This collection includes most of the ASU Theses and Dissertations from 2011 to present. ASU Theses and Dissertations are available in downloadable PDF format; however, a small percentage of items are under embargo. Information about the dissertations/theses includes degree information, committee members, an abstract, supporting data or media.

In addition to the electronic theses found in the ASU Digital Repository, ASU Theses and Dissertations can be found in the ASU Library Catalog.

Dissertations and Theses granted by Arizona State University are archived and made available through a joint effort of the ASU Graduate College and the ASU Libraries. For more information or questions about this collection contact or visit the Digital Repository ETD Library Guide or contact the ASU Graduate College at gradformat@asu.edu.


Over the past three decades, particle image velocimetry (PIV) has been continuously growing to become an informative and robust experimental tool for fluid mechanics research. Compared to the early stage of PIV development, the dynamic range of PIV has been improved by about an order of magnitude (Adrian, 2005; Westerweel et al., 2013). Further improvement requires a breakthrough innovation, which constitutes the main motivation of this dissertation. N-pulse particle image velocimetry-accelerometry (N-pulse PIVA, where N>=3) is a promising technique to this regard. It employs bursts of N pulses to gain advantages in both spatial and temporal resolution. The performance improvement …

Contributors
Ding, Liuyang, Adrian, Ronald J, Frakes, David, et al.
Created Date
2018

Single cell phenotypic heterogeneity studies reveal more information about the pathogenesis process than conventional bulk methods. Furthermore, investigation of the individual cellular response mechanism during rapid environmental changes can only be achieved at single cell level. By enabling the study of cellular morphology, a single cell three-dimensional (3D) imaging system can be used to diagnose fatal diseases, such as cancer, at an early stage. One proven method, CellCT, accomplishes 3D imaging by rotating a single cell around a fixed axis. However, some existing cell rotating mechanisms require either intricate microfabrication, and some fail to provide a suitable environment for living …

Contributors
Zhang, Wenjie, Frakes, David, Meldrum, Deirdre, et al.
Created Date
2011

Microfluidics is the study of fluid flow at very small scales (micro -- one millionth of a meter) and is prevalent in many areas of science and engineering. Typical applications include lab-on-a-chip devices, microfluidic fuel cells, and DNA separation technologies. Many of these microfluidic devices rely on micron-resolution velocimetry measurements to improve microchannel design and characterize existing devices. Methods such as micro particle imaging velocimetry (microPIV) and micro particle tracking velocimetry (microPTV) are mature and established methods for characterization of steady 2D flow fields. Increasingly complex microdevices require techniques that measure unsteady and/or three dimensional velocity fields. This dissertation presents …
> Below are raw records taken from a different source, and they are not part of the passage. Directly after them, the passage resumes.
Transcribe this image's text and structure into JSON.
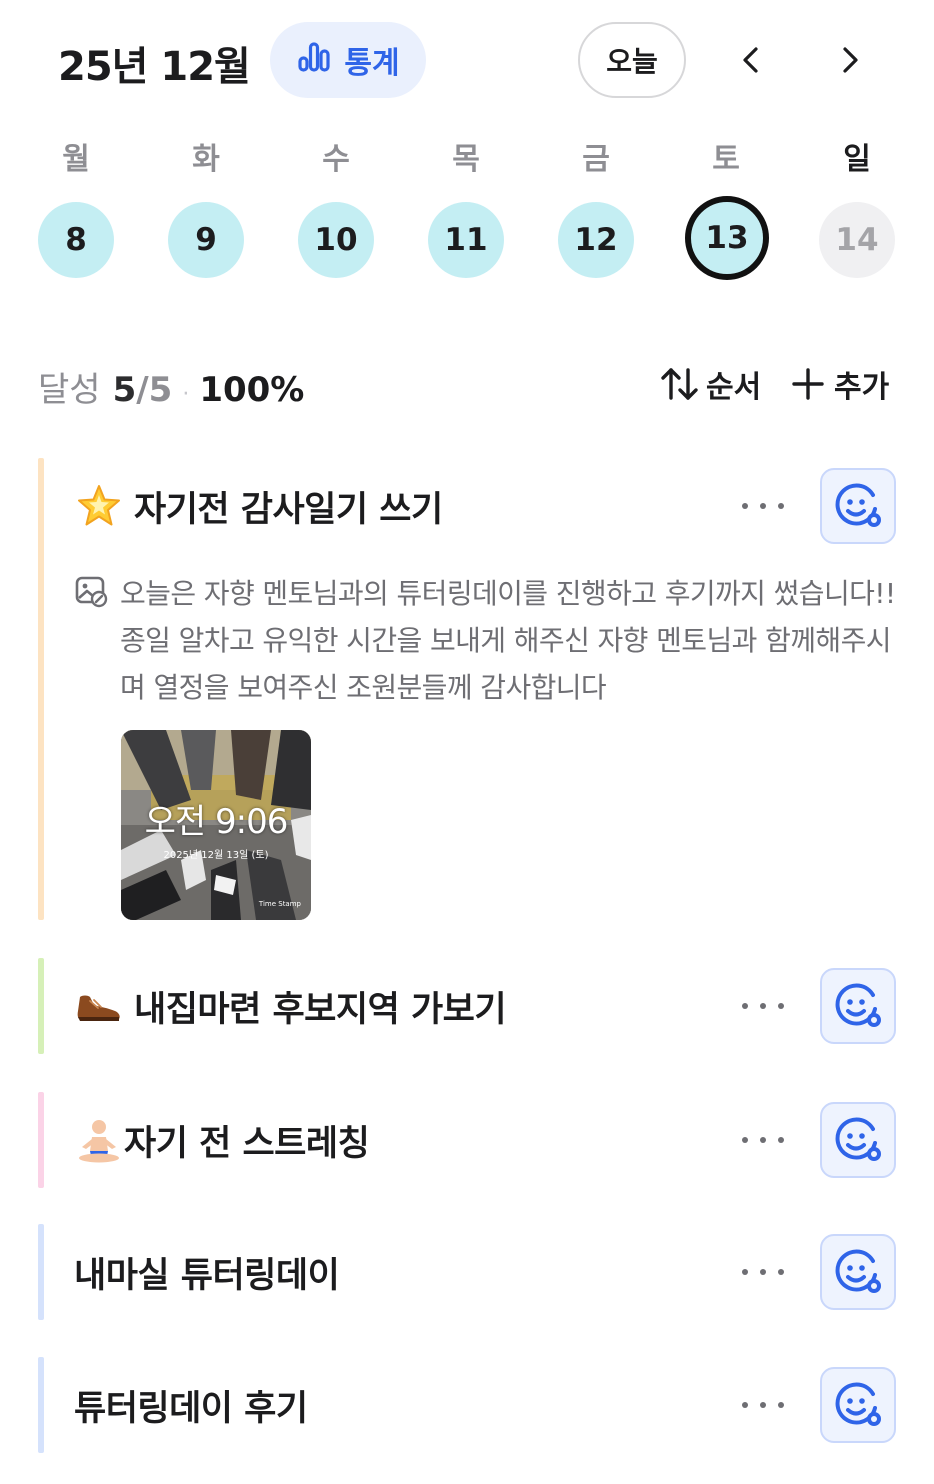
{
  "header": {
    "month_title": "25년 12월",
    "stats_label": "통계",
    "today_label": "오늘"
  },
  "weekdays": [
    "월",
    "화",
    "수",
    "목",
    "금",
    "토",
    "일"
  ],
  "days": [
    {
      "number": "8",
      "state": "done"
    },
    {
      "number": "9",
      "state": "done"
    },
    {
      "number": "10",
      "state": "done"
    },
    {
      "number": "11",
      "state": "done"
    },
    {
      "number": "12",
      "state": "done"
    },
    {
      "number": "13",
      "state": "selected"
    },
    {
      "number": "14",
      "state": "future"
    }
  ],
  "summary": {
    "label": "달성",
    "done": "5",
    "total": "/5",
    "separator": "·",
    "percent": "100%"
  },
  "toolbar": {
    "sort_label": "순서",
    "add_label": "추가"
  },
  "tasks": [
    {
      "icon": "glowing-star-icon",
      "title": "자기전 감사일기 쓰기",
      "bar_color": "#fde3c2",
      "memo": "오늘은 자향 멘토님과의 튜터링데이를 진행하고 후기까지 썼습니다!! 종일 알차고 유익한 시간을 보내게 해주신 자향 멘토님과 함께해주시며 열정을 보여주신 조원분들께 감사합니다",
      "photo": {
        "time": "오전 9:06",
        "date": "2025년 12월 13일 (토)",
        "watermark": "Time Stamp"
      }
    },
    {
      "icon": "shoe-icon",
      "title": "내집마련 후보지역 가보기",
      "bar_color": "#d6f0b8"
    },
    {
      "icon": "meditation-icon",
      "title": "자기 전 스트레칭",
      "bar_color": "#fbd3e7"
    },
    {
      "icon": "",
      "title": "내마실 튜터링데이",
      "bar_color": "#d5e2fc"
    },
    {
      "icon": "",
      "title": "튜터링데이 후기",
      "bar_color": "#d5e2fc"
    }
  ],
  "colors": {
    "accent": "#2f64e8",
    "day_done": "#c4eef3",
    "day_future": "#f0f0f2",
    "selected_ring": "#111111"
  }
}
Contributors
Klein, Steven Adam, Posner, Jonathan D, Adrian, Ronald, et al.
Created Date
2011